> [Try it]:
Examine each line of the data, and copy the ones containing "value".

> [Record set]:
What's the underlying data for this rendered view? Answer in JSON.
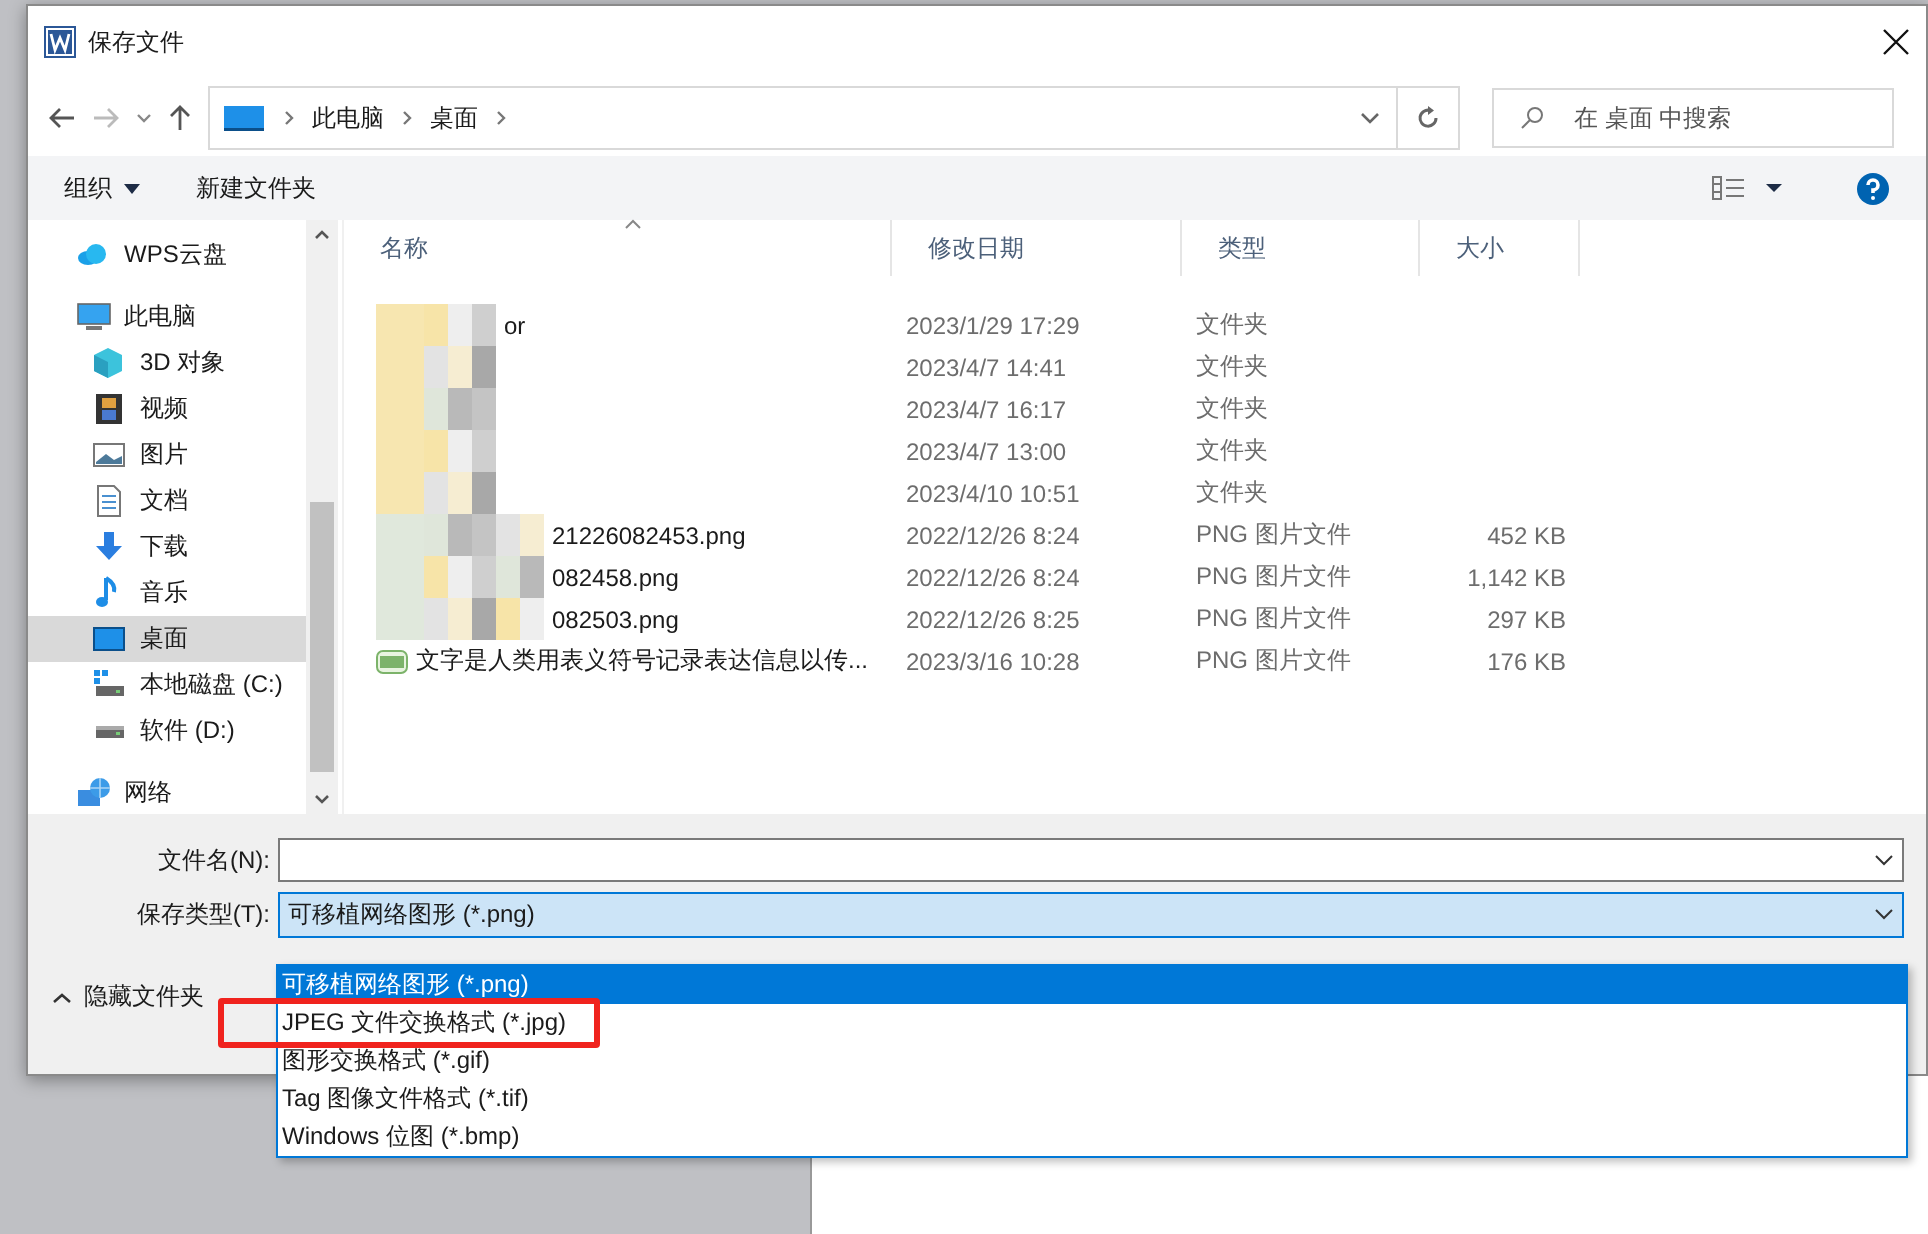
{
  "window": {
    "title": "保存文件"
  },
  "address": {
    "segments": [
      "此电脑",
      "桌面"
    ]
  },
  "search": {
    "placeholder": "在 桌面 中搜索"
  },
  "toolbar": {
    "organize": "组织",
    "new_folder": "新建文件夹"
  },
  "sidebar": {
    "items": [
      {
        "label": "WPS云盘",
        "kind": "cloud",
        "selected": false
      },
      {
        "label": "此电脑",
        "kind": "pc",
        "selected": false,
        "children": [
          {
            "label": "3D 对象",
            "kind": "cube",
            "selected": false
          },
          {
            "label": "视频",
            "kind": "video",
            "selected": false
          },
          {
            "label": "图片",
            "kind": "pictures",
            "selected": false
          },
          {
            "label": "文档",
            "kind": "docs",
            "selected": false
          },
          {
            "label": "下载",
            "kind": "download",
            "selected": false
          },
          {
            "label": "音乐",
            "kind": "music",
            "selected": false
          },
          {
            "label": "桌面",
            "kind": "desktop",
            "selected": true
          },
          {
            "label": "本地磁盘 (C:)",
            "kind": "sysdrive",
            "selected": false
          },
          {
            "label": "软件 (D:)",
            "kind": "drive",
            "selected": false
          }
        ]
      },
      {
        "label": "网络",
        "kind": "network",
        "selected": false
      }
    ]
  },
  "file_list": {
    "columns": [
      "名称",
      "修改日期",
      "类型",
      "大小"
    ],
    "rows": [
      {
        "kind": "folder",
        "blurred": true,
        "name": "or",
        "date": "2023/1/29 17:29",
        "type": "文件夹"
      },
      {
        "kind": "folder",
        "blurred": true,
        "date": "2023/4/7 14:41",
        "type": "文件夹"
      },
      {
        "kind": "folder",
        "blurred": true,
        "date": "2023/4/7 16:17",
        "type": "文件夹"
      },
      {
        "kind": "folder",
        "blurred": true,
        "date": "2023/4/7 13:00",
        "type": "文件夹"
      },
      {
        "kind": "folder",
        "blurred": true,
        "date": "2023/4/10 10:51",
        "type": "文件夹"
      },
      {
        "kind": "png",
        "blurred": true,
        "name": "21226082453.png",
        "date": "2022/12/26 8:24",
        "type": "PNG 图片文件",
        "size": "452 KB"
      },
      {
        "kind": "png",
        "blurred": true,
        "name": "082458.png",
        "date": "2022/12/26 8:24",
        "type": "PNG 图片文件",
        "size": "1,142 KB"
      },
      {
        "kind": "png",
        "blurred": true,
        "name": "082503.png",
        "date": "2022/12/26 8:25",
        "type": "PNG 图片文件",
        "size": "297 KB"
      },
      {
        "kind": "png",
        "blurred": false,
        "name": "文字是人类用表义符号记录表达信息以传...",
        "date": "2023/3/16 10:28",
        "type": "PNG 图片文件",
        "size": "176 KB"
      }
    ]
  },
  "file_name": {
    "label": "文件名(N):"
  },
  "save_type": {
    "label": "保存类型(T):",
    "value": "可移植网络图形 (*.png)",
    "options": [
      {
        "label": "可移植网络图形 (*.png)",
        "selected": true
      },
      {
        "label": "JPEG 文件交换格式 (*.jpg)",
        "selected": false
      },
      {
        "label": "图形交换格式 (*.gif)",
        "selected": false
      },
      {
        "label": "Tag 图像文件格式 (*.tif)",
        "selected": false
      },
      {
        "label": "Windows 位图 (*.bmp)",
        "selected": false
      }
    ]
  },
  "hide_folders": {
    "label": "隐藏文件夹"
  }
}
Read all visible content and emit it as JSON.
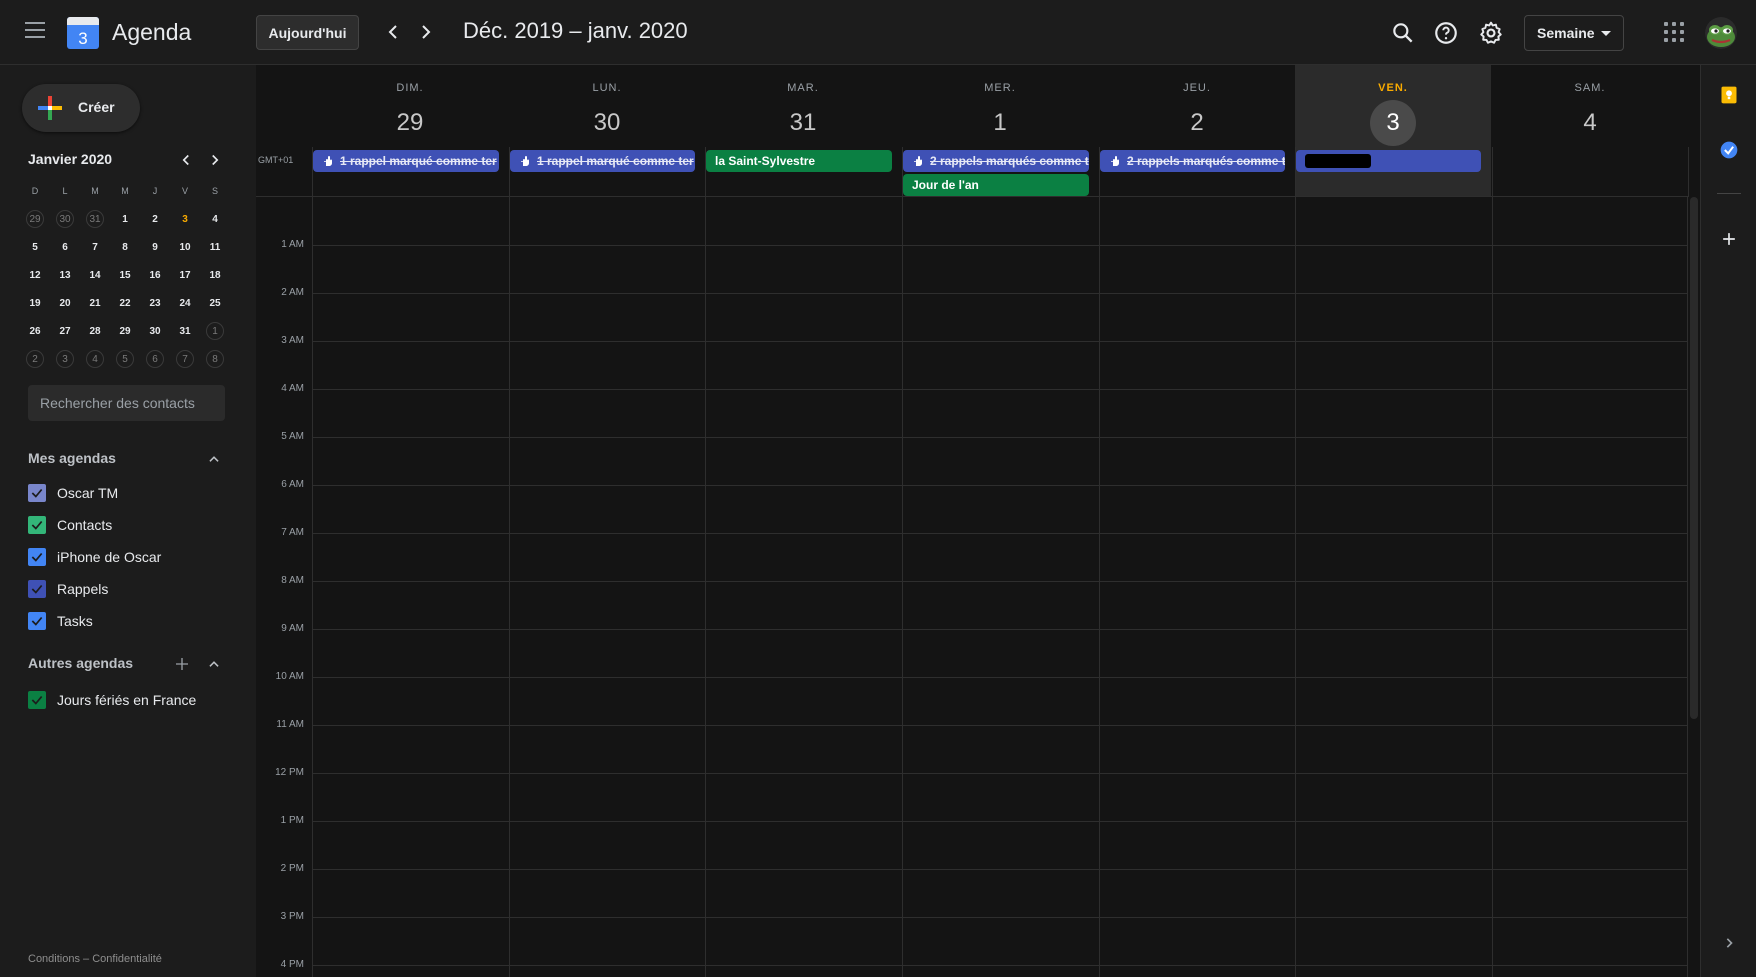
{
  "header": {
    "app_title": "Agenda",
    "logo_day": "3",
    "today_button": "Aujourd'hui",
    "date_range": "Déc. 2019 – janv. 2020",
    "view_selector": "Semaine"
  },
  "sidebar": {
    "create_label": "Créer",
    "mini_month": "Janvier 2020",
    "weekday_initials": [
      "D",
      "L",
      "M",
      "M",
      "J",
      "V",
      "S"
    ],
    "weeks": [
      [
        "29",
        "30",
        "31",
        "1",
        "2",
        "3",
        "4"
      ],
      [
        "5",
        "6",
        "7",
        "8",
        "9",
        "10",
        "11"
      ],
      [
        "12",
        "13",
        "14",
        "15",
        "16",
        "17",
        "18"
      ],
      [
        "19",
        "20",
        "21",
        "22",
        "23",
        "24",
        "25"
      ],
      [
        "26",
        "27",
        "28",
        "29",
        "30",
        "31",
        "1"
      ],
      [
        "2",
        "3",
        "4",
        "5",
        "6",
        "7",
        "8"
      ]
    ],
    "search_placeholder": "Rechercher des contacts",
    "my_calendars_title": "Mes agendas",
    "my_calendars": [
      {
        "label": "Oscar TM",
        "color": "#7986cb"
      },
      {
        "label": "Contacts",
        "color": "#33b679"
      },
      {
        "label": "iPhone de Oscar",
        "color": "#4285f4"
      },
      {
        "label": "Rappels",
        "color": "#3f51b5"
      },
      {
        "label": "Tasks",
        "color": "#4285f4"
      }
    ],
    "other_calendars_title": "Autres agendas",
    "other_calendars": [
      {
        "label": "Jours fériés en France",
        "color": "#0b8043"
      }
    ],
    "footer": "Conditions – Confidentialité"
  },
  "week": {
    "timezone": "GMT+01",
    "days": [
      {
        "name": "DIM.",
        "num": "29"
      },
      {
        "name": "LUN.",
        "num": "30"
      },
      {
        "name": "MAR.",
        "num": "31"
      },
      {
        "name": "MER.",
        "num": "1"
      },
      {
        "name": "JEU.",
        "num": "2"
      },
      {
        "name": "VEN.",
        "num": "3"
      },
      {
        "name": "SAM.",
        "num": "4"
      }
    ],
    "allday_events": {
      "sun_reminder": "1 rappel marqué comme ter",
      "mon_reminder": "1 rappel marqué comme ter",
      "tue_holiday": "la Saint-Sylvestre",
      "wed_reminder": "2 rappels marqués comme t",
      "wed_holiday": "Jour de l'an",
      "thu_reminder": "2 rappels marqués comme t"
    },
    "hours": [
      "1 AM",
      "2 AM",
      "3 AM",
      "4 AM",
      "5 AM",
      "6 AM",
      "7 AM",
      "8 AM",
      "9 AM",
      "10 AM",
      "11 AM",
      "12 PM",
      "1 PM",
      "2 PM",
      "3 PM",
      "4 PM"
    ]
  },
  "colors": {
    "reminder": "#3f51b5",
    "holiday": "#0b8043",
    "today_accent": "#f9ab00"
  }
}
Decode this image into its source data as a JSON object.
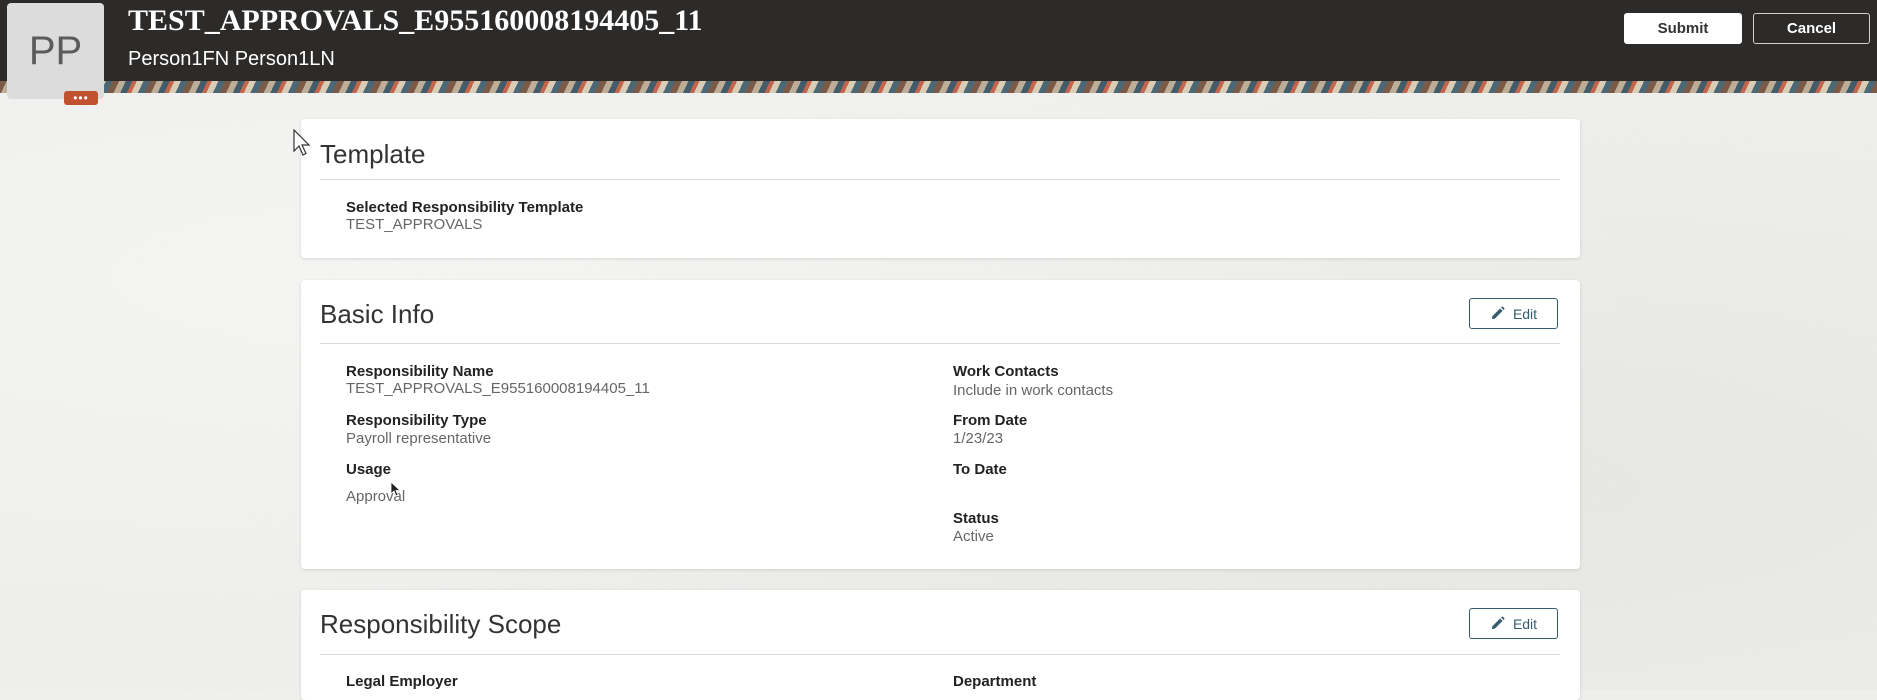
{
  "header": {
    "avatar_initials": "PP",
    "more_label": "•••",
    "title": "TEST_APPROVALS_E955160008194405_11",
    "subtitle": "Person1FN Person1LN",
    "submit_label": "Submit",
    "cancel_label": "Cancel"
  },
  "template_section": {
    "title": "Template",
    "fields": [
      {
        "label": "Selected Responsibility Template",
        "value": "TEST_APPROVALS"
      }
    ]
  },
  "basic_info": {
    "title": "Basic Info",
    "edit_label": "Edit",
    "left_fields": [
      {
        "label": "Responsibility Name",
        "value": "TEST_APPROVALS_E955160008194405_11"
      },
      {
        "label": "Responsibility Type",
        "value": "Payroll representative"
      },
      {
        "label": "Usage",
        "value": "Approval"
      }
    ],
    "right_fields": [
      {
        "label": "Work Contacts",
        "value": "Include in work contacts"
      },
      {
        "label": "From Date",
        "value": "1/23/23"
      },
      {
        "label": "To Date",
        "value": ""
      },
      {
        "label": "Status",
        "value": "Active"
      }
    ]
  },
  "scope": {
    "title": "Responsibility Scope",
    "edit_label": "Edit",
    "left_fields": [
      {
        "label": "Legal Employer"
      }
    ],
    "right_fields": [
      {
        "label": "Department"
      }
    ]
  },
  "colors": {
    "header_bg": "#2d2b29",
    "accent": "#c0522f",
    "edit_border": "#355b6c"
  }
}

> [Answer box]:
    "value": "可移植网络图形 (*.png)",
        "value": "TEST_APPROVALS"
        "value": "TEST_APPROVALS_E955160008194405_11"
        "value": "Payroll representative"
        "value": "Approval"
        "value": "Include in work contacts"
        "value": "1/23/23"
        "value": ""
        "value": "Active"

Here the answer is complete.